I remember my cycling friends telling me for years that I needed to start riding with them. That I could still run, but riding would be a great way to cross train. Occasionally, this advise was coming from someone in a sling or nursing scabs. These injuries a result of a fall while riding. Even the most skilled riders would tell me that it is not a matter of if you are going to take a spill, but when.
No Thank You!
Unfortunately, when I finally surrendered to this triathlon thing, the bike was unavoidable. Worse yet, it would be the mode engaged in the longest in any event distance.

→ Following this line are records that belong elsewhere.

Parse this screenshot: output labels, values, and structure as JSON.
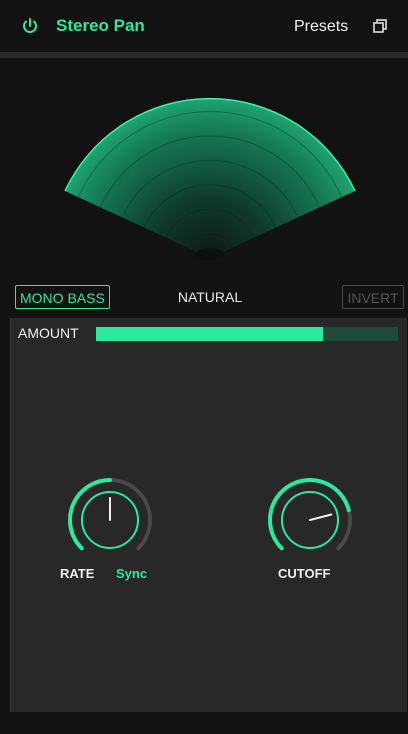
{
  "header": {
    "title": "Stereo Pan",
    "presets_label": "Presets",
    "power_icon": "power-icon",
    "copy_icon": "copy-icon"
  },
  "modes": {
    "mono_bass": "MONO BASS",
    "natural": "NATURAL",
    "invert": "INVERT"
  },
  "amount": {
    "label": "AMOUNT",
    "value": 0.75
  },
  "knobs": {
    "rate": {
      "label": "RATE",
      "sync_label": "Sync",
      "value": 0.5
    },
    "cutoff": {
      "label": "CUTOFF",
      "value": 0.78
    }
  },
  "colors": {
    "accent": "#2ee8a0",
    "track": "#1e4a3b",
    "panel": "#282828",
    "background": "#121212"
  }
}
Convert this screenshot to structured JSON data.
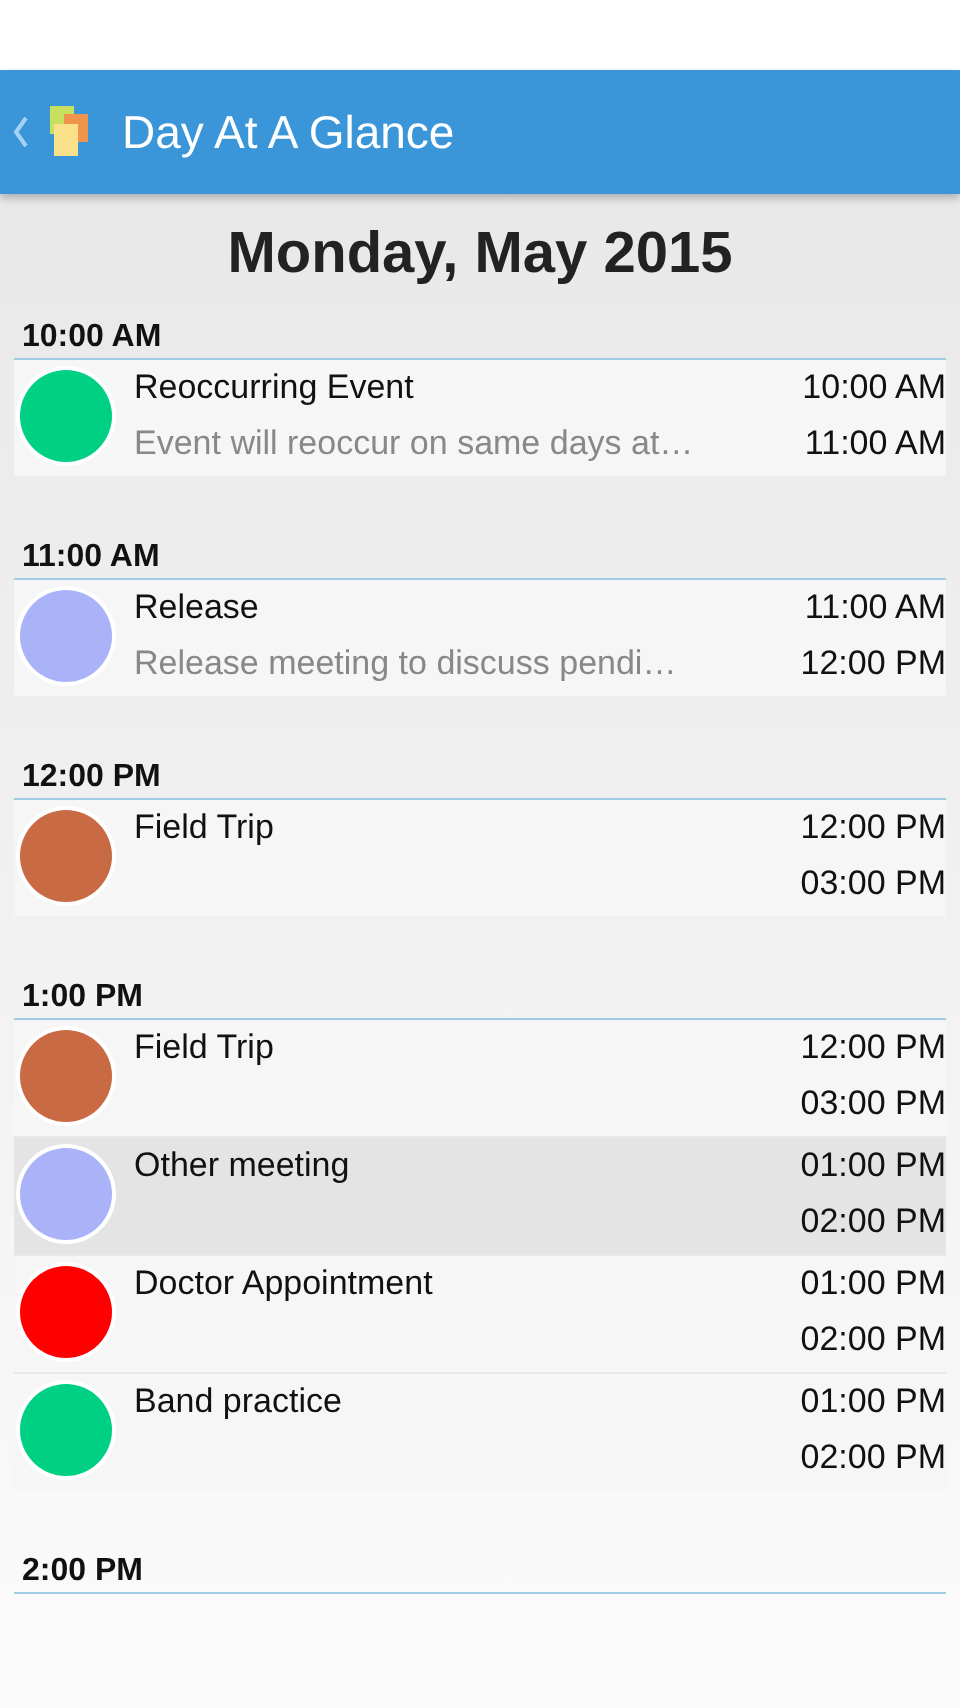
{
  "app_bar": {
    "title": "Day At A Glance"
  },
  "heading": "Monday, May 2015",
  "sections": [
    {
      "time": "10:00 AM",
      "events": [
        {
          "title": "Reoccurring Event",
          "note": "Event will reoccur on same days at…",
          "start": "10:00 AM",
          "end": "11:00 AM",
          "color": "#00d084",
          "selected": false
        }
      ]
    },
    {
      "time": "11:00 AM",
      "events": [
        {
          "title": "Release",
          "note": "Release meeting to discuss pendi…",
          "start": "11:00 AM",
          "end": "12:00 PM",
          "color": "#aab2f8",
          "selected": false
        }
      ]
    },
    {
      "time": "12:00 PM",
      "events": [
        {
          "title": "Field Trip",
          "start": "12:00 PM",
          "end": "03:00 PM",
          "color": "#c86a44",
          "selected": false
        }
      ]
    },
    {
      "time": "1:00 PM",
      "events": [
        {
          "title": "Field Trip",
          "start": "12:00 PM",
          "end": "03:00 PM",
          "color": "#c86a44",
          "selected": false
        },
        {
          "title": "Other meeting",
          "start": "01:00 PM",
          "end": "02:00 PM",
          "color": "#aab2f8",
          "selected": true
        },
        {
          "title": "Doctor Appointment",
          "start": "01:00 PM",
          "end": "02:00 PM",
          "color": "#ff0000",
          "selected": false
        },
        {
          "title": "Band practice",
          "start": "01:00 PM",
          "end": "02:00 PM",
          "color": "#00d084",
          "selected": false
        }
      ]
    },
    {
      "time": "2:00 PM"
    }
  ]
}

I was humbled by the bike quickly. My deficiencies in certain muscle groups became quite clear. So I started to work at it a bit. Still not fanatical, but like I found with swimming it was quite peaceful to be out there just riding. I soon realized that I had to get the proper gear. Specifically, I needed to switch to clip-in pedals/shoes which I feared greatly. I had visions of total panic on my part and being attached to a bike that was headed over a cliff.
My fears were partially realized on Saturday. Yes, I had my first of likely many tumbles on my bike.

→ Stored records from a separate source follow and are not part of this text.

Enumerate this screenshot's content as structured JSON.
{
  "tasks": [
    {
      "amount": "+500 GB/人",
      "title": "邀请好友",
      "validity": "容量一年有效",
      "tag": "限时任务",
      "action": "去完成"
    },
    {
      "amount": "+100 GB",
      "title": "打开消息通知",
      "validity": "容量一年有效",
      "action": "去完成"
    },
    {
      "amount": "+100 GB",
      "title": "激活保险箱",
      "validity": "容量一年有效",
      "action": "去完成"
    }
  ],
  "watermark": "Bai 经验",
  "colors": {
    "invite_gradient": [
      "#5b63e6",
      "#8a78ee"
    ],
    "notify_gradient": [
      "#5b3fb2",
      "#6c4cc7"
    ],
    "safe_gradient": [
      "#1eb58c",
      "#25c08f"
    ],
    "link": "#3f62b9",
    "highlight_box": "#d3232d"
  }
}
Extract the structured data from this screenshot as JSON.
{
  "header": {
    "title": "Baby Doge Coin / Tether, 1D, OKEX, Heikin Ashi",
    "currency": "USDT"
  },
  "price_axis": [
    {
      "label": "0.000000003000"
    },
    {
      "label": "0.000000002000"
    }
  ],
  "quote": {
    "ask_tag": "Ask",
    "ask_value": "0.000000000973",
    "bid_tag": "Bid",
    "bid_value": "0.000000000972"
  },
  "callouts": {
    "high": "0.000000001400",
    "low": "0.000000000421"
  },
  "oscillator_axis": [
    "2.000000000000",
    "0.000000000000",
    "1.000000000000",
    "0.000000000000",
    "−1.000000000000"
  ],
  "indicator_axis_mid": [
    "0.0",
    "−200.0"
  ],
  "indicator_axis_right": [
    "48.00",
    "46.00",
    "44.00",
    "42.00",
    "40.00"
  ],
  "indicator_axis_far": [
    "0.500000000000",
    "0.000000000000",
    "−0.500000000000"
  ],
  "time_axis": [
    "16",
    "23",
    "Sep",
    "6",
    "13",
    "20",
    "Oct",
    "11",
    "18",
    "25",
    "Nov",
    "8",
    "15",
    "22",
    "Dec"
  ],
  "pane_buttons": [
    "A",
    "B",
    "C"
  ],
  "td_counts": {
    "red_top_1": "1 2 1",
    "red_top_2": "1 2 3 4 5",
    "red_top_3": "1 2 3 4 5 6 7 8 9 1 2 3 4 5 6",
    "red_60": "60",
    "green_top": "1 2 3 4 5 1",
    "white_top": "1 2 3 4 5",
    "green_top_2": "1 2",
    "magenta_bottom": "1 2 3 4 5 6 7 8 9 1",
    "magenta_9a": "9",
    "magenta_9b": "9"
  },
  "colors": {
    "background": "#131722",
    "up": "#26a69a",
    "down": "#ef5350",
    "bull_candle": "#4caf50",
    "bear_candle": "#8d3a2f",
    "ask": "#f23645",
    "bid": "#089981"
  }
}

This one, fortunately, I escaped without much damage. It did, however, come with a fairly high level of embarrassment and shame.
Here’s the scene:
I was approaching a stop light on a 4 lane road. I slowed to a crawl and moved from curb side to the center lane so that cars desiring to go right may do so. One hopes to slowly roll until the light changes and then resume riding. In this case, the light was clearly not going to change in time so as I moved in behind the car stopped in front of me I unclipped my right foot from the pedal.
Remember, I’m still pretty new at this cycling thing, but I’ve done this enough to be able to just unclip one foot (right) and use it to stand on the ground while my other foot remains clipped in the pedal. Staying clipped in with one foot allows for a solid pedal stroke on the restart which is critical when trying to move through an intersection with cars approaching.
For some reason, maybe I was making eye contact with drives on either side of me, I started to lean left as if to put my left foot to the ground rather than my right. Obviously, having the right foot unclipped ready to land on the ground only works if you lean the bike to the right. Once the bike was going left, there was no saving it.
As if in slow motion, I started going down. Panic. No time to free my left foot. No time, even in slow motion, to do anything at all. I’m not sure if I even attempted to put my hand down to brace the fall. All I know is I’m laying there on my side at a stop light straddling a bike. I have a couple of photos…one just before I went over followed by the one snapped from my rear facing helmet cam while feverishly attempting to get back on the bike. (Sadly, these do not capture the event adequately).
Like any red blooded American man, I got up and acted like the whole thing was planned. I realized that I’d better get my butt back on the bike and moving because the light had just changed. There I was pressing forward slowly trying get clipped in while the passing cars kindly rolled down their windows asking if I was ok. I assumed each of them I was find, smiled and again acted like I had just successfully executed some trick one might see in the X-Games.
As I moved along, I laughed at just how humiliating it was. How stupid that was. Wait. Was I injured? I didn’t think so, but was unsure if the adrenaline was masking something. I was sure that pretty soon I’d start to realize what part of my body had absorbed the most impact. Beyond embarrassed, I was cursing myself because I had just gotten over a sore right shoulder that I banged up (doing something stupid) while skiing a month earlier. It had kept me out of the pool and now I was certain my left shoulder would certainly be no better.
Fortunately, no signs of real injury appeared. My left hip/buttocks is pretty sore, but mostly from the 20 mile ride. I’d have to say the only injury came to my ego.
I can really only say how blessed I am that my first accident came while not in motion. I won’t likely be so lucky next time.